“I always say I make from large to small: from interiors down to everyday, usable objects,” says Dorset-based designer Alice Blogg.
Her material is British hardwood, often sourced from a forest near her workshop. Alice began by studying 3D design, then came to woodwork via an apprenticeship with a local joiner; in the evenings, she taught herself to make furniture. “I had no skills when I began, but when the joiners gave me a tool to use, on some level the knowledge seemed to be there,” she says. Perhaps it’s in the genes: “My dad is a carpenter joiner, my granddad was a boat builder, and my great-granddad was a shoe-last maker.”
Much of Alice’s timber arrives complete with bark; she and her team then process it at the workshop. Offcuts from larger products are often repurposed to make smaller objects, to minimise waste.

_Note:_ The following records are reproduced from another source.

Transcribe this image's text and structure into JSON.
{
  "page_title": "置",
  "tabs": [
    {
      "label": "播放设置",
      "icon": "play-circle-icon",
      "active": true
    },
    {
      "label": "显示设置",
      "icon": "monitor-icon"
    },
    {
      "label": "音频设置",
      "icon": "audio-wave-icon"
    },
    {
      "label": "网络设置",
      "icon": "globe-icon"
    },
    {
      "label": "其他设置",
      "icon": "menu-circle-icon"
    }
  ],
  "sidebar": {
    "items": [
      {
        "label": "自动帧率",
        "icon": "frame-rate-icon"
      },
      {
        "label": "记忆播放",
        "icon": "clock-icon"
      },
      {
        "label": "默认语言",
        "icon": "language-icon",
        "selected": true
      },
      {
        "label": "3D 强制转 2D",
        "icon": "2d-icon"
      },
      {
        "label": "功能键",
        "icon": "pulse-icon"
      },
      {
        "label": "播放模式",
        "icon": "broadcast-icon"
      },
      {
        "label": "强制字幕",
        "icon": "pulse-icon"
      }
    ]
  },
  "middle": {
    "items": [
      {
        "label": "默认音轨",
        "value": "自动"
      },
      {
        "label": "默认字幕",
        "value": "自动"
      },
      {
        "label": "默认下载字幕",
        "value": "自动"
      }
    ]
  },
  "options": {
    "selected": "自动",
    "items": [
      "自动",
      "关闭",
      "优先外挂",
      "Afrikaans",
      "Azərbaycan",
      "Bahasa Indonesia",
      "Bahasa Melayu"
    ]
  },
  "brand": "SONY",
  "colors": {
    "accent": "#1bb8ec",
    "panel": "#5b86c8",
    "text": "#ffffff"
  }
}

A knowledge of traditional processes is essential. “Wood expands and contracts,” explains Alice. “So it’s important to understand how it moves, in order to joint the objects in a way that allows them to last for generations.”
Her British Baubles begin as a rectangle of wood on a lathe; she uses chisels to refine the shape. “We blacken some of them with a blowtorch, then take out lines to make contrasting white stripes, so they look quite beautiful.” Each one is then polished and threaded, ready to hang.

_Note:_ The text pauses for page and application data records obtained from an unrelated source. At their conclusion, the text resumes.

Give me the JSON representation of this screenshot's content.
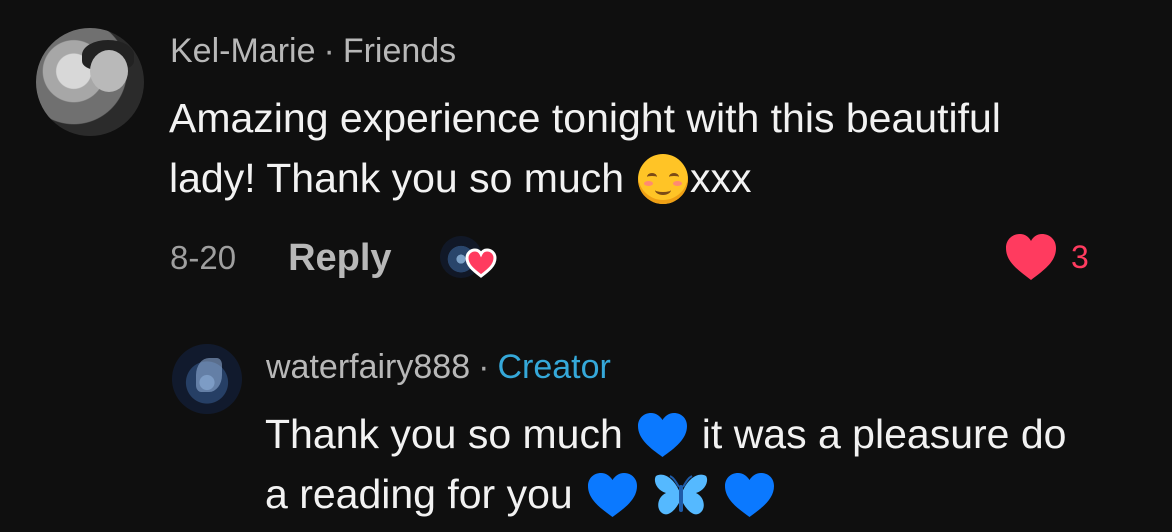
{
  "comment": {
    "author": "Kel-Marie",
    "separator": "·",
    "relationship": "Friends",
    "text_line_1": "Amazing experience tonight with this beautiful",
    "text_line_2_prefix": "lady! Thank you so much",
    "text_line_2_suffix": "xxx",
    "date": "8-20",
    "reply_label": "Reply",
    "like_count": "3",
    "icons": {
      "author_avatar": "profile-photo-avatar",
      "emoji": "smiling-face-icon",
      "creator_liked_avatar": "creator-avatar-icon",
      "creator_liked_heart": "heart-icon",
      "like_heart": "heart-icon"
    },
    "colors": {
      "like": "#ff3b5f"
    }
  },
  "reply": {
    "author": "waterfairy888",
    "separator": "·",
    "role": "Creator",
    "text_line_1_prefix": "Thank you so much",
    "text_line_1_suffix": "it was a pleasure do",
    "text_line_2_prefix": "a reading for you",
    "icons": {
      "author_avatar": "fairy-avatar",
      "emoji_1": "blue-heart-icon",
      "emoji_2": "butterfly-icon",
      "emoji_3": "blue-heart-icon"
    },
    "colors": {
      "creator": "#35a8d9",
      "blue_heart": "#0b79ff"
    }
  }
}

“Being in Dorset, where I have the space to think, and I can see the trees outside my workshop – it definitely inspires me to keep using nature as a material.”Alice Blogg